======== DATA EXTRACT

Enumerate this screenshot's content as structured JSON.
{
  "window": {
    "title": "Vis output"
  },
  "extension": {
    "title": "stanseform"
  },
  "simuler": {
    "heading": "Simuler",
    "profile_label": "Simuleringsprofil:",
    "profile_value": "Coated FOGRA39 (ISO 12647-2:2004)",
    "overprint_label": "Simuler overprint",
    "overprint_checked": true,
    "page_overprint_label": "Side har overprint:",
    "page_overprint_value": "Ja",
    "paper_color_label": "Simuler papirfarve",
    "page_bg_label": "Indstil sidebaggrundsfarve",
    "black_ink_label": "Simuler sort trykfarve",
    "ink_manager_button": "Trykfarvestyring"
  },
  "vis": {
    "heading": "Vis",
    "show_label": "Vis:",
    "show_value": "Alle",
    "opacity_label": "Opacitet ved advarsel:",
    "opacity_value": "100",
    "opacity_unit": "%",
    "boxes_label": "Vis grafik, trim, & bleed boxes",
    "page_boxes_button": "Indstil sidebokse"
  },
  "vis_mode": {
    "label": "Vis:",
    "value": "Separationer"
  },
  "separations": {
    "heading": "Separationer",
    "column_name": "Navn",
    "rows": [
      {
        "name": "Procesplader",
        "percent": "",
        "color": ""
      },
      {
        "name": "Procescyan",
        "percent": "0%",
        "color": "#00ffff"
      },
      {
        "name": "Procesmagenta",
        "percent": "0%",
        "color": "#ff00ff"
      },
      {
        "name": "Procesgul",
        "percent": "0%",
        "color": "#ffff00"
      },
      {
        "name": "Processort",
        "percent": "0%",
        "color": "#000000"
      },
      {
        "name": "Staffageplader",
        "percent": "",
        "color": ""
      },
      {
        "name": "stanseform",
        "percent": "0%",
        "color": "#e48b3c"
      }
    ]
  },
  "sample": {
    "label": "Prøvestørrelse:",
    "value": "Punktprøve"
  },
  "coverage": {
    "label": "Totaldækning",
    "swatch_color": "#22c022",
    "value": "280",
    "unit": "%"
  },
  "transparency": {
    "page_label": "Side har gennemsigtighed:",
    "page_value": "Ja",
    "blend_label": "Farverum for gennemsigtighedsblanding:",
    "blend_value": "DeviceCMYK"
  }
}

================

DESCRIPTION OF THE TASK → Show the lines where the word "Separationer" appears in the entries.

SOLUTION →
    "value": "Separationer"
    "heading": "Separationer",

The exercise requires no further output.